● What is needed:
Which lines below contain the word "назад"? Copy each of them.

• • • • • • •

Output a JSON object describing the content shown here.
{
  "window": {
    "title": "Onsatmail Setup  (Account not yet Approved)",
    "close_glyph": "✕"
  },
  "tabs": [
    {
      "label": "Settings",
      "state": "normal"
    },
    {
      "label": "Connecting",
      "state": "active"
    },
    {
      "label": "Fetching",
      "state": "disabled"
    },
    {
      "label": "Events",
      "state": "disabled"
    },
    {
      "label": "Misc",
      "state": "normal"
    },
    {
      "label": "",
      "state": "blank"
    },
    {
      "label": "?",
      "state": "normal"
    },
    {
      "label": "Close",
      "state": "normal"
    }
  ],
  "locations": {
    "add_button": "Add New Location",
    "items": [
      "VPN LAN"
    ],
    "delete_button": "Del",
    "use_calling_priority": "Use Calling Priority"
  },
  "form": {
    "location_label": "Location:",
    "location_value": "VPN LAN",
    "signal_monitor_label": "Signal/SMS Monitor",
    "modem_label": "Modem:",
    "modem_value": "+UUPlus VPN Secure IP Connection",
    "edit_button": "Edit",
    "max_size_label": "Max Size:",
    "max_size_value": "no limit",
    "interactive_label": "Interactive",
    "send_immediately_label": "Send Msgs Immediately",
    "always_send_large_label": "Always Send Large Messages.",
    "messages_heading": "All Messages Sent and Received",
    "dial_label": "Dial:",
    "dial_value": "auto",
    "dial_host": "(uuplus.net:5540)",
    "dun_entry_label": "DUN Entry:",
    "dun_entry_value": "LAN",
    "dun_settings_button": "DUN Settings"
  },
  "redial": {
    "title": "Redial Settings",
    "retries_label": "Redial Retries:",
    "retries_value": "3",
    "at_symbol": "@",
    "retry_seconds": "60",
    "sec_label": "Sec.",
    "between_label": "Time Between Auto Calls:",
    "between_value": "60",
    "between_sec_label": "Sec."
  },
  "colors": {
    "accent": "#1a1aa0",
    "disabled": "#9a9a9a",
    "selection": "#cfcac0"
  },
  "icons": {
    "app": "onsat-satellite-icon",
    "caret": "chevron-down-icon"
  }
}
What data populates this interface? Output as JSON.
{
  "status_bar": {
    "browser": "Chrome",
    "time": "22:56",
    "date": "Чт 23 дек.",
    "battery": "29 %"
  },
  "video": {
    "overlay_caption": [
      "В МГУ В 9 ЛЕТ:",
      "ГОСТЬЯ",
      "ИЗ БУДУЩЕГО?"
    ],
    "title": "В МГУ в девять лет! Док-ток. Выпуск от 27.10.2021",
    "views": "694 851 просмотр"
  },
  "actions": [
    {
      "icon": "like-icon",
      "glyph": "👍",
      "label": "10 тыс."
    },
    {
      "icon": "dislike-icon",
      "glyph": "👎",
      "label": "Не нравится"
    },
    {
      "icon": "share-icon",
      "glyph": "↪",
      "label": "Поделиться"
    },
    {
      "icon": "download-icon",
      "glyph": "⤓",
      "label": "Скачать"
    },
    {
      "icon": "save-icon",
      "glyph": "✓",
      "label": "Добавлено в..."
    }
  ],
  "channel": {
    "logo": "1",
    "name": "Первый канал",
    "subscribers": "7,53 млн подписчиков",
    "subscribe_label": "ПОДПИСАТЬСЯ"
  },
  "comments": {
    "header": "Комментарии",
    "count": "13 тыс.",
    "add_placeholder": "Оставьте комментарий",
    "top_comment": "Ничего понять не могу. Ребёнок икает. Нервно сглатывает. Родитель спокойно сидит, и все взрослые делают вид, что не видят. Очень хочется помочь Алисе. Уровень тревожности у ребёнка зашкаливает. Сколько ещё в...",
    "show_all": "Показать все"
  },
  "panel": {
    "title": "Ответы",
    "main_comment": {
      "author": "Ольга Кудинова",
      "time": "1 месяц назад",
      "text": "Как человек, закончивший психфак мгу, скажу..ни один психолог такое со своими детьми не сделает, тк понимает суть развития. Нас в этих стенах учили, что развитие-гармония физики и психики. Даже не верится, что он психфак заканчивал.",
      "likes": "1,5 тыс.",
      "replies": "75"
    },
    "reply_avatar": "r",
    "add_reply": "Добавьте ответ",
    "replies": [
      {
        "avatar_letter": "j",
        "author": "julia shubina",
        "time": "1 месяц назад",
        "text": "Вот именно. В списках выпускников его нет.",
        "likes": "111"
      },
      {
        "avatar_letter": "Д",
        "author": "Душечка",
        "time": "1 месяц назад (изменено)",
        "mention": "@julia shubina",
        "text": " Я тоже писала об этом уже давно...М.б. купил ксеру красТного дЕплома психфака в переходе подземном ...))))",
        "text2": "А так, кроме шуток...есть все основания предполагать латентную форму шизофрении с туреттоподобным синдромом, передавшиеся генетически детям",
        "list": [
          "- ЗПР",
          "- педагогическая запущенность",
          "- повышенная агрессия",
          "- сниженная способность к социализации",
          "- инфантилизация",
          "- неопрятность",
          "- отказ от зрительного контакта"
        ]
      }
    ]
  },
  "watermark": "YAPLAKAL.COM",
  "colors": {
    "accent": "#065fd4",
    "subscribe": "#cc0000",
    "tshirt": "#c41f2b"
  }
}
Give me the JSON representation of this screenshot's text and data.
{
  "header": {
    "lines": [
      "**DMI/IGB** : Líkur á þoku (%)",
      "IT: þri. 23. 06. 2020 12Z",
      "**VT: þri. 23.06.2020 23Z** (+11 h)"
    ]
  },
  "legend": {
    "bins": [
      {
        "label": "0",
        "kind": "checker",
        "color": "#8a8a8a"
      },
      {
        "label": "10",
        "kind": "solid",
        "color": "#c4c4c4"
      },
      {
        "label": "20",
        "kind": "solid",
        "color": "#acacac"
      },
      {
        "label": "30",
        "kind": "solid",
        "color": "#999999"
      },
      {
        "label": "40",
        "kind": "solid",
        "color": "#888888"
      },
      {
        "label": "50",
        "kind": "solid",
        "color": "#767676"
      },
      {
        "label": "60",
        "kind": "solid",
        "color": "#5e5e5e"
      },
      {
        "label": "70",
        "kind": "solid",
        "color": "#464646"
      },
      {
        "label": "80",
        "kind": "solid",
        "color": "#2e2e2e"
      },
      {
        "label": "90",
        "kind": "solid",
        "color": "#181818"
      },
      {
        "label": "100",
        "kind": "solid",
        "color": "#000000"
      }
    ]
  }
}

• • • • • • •

● Task solution:
      "time": "1 месяц назад",
        "time": "1 месяц назад",
        "time": "1 месяц назад (изменено)",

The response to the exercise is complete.